## Task details
Quote every entry word for word.

## Data for review
============================================================

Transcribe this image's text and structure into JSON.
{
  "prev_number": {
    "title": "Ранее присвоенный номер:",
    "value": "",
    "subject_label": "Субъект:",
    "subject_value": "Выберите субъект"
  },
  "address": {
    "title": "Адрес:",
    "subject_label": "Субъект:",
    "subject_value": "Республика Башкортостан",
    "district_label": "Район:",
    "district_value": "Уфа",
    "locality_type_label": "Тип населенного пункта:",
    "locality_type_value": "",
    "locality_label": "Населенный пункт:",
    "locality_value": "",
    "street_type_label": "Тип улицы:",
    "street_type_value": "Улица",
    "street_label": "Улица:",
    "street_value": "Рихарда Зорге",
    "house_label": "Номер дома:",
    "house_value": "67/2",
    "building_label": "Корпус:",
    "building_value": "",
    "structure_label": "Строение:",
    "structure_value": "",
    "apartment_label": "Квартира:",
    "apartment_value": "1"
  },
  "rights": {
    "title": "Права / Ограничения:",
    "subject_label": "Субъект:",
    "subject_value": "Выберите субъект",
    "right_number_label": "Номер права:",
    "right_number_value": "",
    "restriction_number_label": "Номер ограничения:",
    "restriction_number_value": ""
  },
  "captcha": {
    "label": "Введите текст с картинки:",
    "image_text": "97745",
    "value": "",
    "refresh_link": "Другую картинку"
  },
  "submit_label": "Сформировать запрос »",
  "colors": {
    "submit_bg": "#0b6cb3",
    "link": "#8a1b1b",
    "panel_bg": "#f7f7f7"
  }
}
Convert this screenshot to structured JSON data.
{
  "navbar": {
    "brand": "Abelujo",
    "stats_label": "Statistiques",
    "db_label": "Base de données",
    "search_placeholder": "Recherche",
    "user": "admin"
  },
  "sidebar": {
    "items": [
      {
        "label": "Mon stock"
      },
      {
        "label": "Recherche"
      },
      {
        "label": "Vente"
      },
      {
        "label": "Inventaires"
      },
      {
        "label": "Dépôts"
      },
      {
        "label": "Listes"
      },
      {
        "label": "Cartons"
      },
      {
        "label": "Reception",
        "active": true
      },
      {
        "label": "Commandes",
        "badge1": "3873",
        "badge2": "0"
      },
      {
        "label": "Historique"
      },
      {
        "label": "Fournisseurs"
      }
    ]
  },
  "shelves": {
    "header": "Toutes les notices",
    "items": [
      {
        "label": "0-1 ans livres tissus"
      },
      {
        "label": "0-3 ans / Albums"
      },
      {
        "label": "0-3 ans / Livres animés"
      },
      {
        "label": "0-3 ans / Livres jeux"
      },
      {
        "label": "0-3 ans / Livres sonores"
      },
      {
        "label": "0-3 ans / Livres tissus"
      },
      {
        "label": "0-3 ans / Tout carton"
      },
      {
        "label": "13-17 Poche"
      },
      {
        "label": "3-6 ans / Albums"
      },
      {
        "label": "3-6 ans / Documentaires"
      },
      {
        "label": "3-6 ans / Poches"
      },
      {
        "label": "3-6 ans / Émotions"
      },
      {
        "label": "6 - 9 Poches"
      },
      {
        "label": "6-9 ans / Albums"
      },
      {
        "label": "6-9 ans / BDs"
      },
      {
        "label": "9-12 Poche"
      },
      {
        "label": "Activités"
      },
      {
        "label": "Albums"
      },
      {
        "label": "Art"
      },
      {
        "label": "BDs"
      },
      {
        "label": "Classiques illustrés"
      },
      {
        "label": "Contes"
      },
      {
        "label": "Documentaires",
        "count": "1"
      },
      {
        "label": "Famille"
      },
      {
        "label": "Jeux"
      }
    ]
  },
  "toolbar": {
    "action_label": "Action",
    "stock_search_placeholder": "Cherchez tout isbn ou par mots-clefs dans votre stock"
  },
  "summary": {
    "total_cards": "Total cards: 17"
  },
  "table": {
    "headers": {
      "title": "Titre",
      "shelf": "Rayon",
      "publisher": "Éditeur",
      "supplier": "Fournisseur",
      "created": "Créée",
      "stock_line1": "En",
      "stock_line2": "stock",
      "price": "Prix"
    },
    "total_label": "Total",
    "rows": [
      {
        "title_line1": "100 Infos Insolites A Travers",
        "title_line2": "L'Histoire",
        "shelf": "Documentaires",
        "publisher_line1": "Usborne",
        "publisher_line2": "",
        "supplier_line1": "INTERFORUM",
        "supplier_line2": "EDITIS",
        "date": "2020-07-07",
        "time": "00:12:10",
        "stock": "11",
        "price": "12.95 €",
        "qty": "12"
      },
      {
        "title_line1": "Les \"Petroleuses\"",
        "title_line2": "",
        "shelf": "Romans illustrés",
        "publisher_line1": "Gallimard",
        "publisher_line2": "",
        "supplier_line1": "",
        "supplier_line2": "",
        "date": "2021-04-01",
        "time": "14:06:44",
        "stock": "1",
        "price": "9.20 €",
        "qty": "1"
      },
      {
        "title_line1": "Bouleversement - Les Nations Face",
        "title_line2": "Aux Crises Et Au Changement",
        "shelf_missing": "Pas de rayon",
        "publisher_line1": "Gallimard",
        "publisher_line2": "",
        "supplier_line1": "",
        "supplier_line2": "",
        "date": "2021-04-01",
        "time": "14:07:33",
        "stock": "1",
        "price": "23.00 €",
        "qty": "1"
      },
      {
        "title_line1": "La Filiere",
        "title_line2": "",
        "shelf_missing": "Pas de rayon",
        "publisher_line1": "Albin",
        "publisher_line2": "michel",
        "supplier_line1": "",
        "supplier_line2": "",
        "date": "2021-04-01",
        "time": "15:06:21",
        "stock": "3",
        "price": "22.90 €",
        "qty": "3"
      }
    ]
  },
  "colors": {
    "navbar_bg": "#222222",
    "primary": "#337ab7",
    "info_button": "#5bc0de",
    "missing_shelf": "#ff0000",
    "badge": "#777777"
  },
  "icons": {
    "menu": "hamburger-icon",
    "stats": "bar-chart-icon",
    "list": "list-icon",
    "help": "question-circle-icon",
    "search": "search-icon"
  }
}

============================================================

## Output for this exercise
Transcribe this image's text and structure into JSON.
{
  "prev_number": {
    "title": "Ранее присвоенный номер:",
    "value": "",
    "subject_label": "Субъект:",
    "subject_value": "Выберите субъект"
  },
  "address": {
    "title": "Адрес:",
    "subject_label": "Субъект:",
    "subject_value": "Республика Башкортостан",
    "district_label": "Район:",
    "district_value": "Уфа",
    "locality_type_label": "Тип населенного пункта:",
    "locality_type_value": "",
    "locality_label": "Населенный пункт:",
    "locality_value": "",
    "street_type_label": "Тип улицы:",
    "street_type_value": "Улица",
    "street_label": "Улица:",
    "street_value": "Рихарда Зорге",
    "house_label": "Номер дома:",
    "house_value": "67/2",
    "building_label": "Корпус:",
    "building_value": "",
    "structure_label": "Строение:",
    "structure_value": "",
    "apartment_label": "Квартира:",
    "apartment_value": "1"
  },
  "rights": {
    "title": "Права / Ограничения:",
    "subject_label": "Субъект:",
    "subject_value": "Выберите субъект",
    "right_number_label": "Номер права:",
    "right_number_value": "",
    "restriction_number_label": "Номер ограничения:",
    "restriction_number_value": ""
  },
  "captcha": {
    "label": "Введите текст с картинки:",
    "image_text": "97745",
    "value": "",
    "refresh_link": "Другую картинку"
  },
  "submit_label": "Сформировать запрос »",
  "colors": {
    "submit_bg": "#0b6cb3",
    "link": "#8a1b1b",
    "panel_bg": "#f7f7f7"
  }
}
Convert this screenshot to structured JSON data.
{
  "navbar": {
    "brand": "Abelujo",
    "stats_label": "Statistiques",
    "db_label": "Base de données",
    "search_placeholder": "Recherche",
    "user": "admin"
  },
  "sidebar": {
    "items": [
      {
        "label": "Mon stock"
      },
      {
        "label": "Recherche"
      },
      {
        "label": "Vente"
      },
      {
        "label": "Inventaires"
      },
      {
        "label": "Dépôts"
      },
      {
        "label": "Listes"
      },
      {
        "label": "Cartons"
      },
      {
        "label": "Reception",
        "active": true
      },
      {
        "label": "Commandes",
        "badge1": "3873",
        "badge2": "0"
      },
      {
        "label": "Historique"
      },
      {
        "label": "Fournisseurs"
      }
    ]
  },
  "shelves": {
    "header": "Toutes les notices",
    "items": [
      {
        "label": "0-1 ans livres tissus"
      },
      {
        "label": "0-3 ans / Albums"
      },
      {
        "label": "0-3 ans / Livres animés"
      },
      {
        "label": "0-3 ans / Livres jeux"
      },
      {
        "label": "0-3 ans / Livres sonores"
      },
      {
        "label": "0-3 ans / Livres tissus"
      },
      {
        "label": "0-3 ans / Tout carton"
      },
      {
        "label": "13-17 Poche"
      },
      {
        "label": "3-6 ans / Albums"
      },
      {
        "label": "3-6 ans / Documentaires"
      },
      {
        "label": "3-6 ans / Poches"
      },
      {
        "label": "3-6 ans / Émotions"
      },
      {
        "label": "6 - 9 Poches"
      },
      {
        "label": "6-9 ans / Albums"
      },
      {
        "label": "6-9 ans / BDs"
      },
      {
        "label": "9-12 Poche"
      },
      {
        "label": "Activités"
      },
      {
        "label": "Albums"
      },
      {
        "label": "Art"
      },
      {
        "label": "BDs"
      },
      {
        "label": "Classiques illustrés"
      },
      {
        "label": "Contes"
      },
      {
        "label": "Documentaires",
        "count": "1"
      },
      {
        "label": "Famille"
      },
      {
        "label": "Jeux"
      }
    ]
  },
  "toolbar": {
    "action_label": "Action",
    "stock_search_placeholder": "Cherchez tout isbn ou par mots-clefs dans votre stock"
  },
  "summary": {
    "total_cards": "Total cards: 17"
  },
  "table": {
    "headers": {
      "title": "Titre",
      "shelf": "Rayon",
      "publisher": "Éditeur",
      "supplier": "Fournisseur",
      "created": "Créée",
      "stock_line1": "En",
      "stock_line2": "stock",
      "price": "Prix"
    },
    "total_label": "Total",
    "rows": [
      {
        "title_line1": "100 Infos Insolites A Travers",
        "title_line2": "L'Histoire",
        "shelf": "Documentaires",
        "publisher_line1": "Usborne",
        "publisher_line2": "",
        "supplier_line1": "INTERFORUM",
        "supplier_line2": "EDITIS",
        "date": "2020-07-07",
        "time": "00:12:10",
        "stock": "11",
        "price": "12.95 €",
        "qty": "12"
      },
      {
        "title_line1": "Les \"Petroleuses\"",
        "title_line2": "",
        "shelf": "Romans illustrés",
        "publisher_line1": "Gallimard",
        "publisher_line2": "",
        "supplier_line1": "",
        "supplier_line2": "",
        "date": "2021-04-01",
        "time": "14:06:44",
        "stock": "1",
        "price": "9.20 €",
        "qty": "1"
      },
      {
        "title_line1": "Bouleversement - Les Nations Face",
        "title_line2": "Aux Crises Et Au Changement",
        "shelf_missing": "Pas de rayon",
        "publisher_line1": "Gallimard",
        "publisher_line2": "",
        "supplier_line1": "",
        "supplier_line2": "",
        "date": "2021-04-01",
        "time": "14:07:33",
        "stock": "1",
        "price": "23.00 €",
        "qty": "1"
      },
      {
        "title_line1": "La Filiere",
        "title_line2": "",
        "shelf_missing": "Pas de rayon",
        "publisher_line1": "Albin",
        "publisher_line2": "michel",
        "supplier_line1": "",
        "supplier_line2": "",
        "date": "2021-04-01",
        "time": "15:06:21",
        "stock": "3",
        "price": "22.90 €",
        "qty": "3"
      }
    ]
  },
  "colors": {
    "navbar_bg": "#222222",
    "primary": "#337ab7",
    "info_button": "#5bc0de",
    "missing_shelf": "#ff0000",
    "badge": "#777777"
  },
  "icons": {
    "menu": "hamburger-icon",
    "stats": "bar-chart-icon",
    "list": "list-icon",
    "help": "question-circle-icon",
    "search": "search-icon"
  }
}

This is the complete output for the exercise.